<<<<

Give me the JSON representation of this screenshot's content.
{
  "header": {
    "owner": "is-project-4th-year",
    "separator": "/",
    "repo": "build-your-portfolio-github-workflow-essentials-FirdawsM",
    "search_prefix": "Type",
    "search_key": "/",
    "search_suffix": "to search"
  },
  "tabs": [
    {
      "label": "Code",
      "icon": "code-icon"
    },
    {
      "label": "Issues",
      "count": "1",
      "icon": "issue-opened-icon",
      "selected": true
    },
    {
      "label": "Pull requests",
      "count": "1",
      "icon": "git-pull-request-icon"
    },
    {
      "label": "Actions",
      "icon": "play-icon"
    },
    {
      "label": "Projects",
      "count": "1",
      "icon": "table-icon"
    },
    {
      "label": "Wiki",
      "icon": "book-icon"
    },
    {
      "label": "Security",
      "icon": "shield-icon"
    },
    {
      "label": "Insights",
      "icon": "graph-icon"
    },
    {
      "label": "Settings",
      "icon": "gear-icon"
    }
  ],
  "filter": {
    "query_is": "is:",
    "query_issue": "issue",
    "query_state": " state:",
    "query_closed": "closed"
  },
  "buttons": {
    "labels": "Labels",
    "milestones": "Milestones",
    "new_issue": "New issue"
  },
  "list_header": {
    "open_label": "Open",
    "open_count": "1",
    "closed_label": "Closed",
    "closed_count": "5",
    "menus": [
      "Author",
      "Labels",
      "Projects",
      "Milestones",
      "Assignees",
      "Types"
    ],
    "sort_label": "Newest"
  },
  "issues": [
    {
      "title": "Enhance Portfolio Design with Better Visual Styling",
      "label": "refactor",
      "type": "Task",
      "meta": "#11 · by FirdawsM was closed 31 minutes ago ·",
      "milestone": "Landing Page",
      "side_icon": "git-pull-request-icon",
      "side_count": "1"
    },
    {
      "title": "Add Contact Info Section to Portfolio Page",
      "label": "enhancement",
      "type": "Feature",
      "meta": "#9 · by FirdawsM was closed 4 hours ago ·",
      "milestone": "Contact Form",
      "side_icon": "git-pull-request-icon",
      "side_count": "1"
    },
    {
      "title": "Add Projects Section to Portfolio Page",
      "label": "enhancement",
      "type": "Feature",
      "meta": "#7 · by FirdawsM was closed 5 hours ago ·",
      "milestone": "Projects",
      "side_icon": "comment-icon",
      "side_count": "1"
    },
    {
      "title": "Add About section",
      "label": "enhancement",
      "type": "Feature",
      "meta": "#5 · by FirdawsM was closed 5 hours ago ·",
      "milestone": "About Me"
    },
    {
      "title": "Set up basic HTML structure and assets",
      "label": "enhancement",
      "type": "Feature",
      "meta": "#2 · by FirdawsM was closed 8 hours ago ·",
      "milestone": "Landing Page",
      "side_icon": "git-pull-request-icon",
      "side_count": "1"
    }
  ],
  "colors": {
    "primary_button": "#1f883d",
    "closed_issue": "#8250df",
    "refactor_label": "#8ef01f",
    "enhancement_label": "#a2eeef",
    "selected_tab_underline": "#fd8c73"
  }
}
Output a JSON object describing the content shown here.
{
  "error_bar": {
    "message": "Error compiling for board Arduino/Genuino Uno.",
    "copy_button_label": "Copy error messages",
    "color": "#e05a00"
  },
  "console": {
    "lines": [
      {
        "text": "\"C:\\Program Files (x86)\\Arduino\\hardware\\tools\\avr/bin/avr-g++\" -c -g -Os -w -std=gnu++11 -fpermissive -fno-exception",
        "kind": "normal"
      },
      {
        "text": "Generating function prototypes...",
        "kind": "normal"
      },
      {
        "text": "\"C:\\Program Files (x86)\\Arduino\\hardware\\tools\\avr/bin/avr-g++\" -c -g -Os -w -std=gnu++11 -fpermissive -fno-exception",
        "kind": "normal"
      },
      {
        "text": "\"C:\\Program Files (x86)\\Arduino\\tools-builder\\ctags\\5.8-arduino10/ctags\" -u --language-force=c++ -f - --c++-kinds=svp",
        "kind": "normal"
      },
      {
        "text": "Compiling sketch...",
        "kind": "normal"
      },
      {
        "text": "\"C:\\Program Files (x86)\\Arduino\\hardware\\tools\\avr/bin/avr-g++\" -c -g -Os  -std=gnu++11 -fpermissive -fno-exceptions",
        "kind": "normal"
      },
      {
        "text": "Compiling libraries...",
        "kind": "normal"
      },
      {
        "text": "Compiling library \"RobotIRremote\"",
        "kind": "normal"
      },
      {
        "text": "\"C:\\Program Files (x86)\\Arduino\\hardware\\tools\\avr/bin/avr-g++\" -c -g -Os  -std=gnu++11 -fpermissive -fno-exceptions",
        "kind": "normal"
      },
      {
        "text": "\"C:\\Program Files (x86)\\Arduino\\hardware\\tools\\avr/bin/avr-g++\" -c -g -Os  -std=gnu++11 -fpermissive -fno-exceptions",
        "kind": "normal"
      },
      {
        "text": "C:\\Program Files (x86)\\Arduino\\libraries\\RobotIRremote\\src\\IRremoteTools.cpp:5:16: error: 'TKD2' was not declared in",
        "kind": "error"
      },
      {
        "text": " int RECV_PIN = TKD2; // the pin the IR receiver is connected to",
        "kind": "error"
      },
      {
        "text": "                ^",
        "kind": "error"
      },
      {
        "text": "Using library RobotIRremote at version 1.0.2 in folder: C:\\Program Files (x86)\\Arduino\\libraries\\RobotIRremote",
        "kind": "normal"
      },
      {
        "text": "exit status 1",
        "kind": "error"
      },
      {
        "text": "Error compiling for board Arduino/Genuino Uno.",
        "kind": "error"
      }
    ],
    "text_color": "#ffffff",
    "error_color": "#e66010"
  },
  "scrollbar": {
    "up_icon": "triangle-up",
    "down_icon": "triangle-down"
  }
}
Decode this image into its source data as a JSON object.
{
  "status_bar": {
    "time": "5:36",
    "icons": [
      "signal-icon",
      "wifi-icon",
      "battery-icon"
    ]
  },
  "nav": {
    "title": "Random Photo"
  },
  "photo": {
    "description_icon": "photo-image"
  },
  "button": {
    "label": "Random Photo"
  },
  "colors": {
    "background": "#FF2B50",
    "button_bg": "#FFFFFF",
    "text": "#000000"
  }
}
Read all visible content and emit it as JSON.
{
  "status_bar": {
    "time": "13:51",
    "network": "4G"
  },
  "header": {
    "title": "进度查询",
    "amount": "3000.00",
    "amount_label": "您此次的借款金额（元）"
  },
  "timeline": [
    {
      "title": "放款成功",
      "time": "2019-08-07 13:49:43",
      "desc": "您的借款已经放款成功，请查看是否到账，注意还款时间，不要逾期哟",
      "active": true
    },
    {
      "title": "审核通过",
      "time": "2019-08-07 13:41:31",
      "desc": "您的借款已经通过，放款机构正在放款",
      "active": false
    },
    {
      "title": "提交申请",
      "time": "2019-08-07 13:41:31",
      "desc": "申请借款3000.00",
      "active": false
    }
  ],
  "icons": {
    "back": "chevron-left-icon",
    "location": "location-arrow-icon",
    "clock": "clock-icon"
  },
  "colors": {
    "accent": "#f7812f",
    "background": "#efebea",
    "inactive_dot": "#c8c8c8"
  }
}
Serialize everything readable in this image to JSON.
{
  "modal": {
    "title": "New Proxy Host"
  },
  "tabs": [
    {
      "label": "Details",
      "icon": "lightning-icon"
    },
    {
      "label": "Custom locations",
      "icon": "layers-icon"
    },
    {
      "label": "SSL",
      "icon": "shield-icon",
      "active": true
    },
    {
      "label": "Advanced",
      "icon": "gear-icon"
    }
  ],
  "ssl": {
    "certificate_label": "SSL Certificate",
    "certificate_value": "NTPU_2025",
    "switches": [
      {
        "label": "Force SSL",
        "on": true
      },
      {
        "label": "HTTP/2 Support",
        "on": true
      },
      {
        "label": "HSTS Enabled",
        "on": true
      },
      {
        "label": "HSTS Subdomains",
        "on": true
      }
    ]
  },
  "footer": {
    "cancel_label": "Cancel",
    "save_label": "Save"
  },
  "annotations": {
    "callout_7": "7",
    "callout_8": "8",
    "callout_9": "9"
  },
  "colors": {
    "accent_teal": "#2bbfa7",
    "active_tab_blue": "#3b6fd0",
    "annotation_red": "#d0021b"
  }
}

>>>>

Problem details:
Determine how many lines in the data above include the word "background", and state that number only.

Result:
2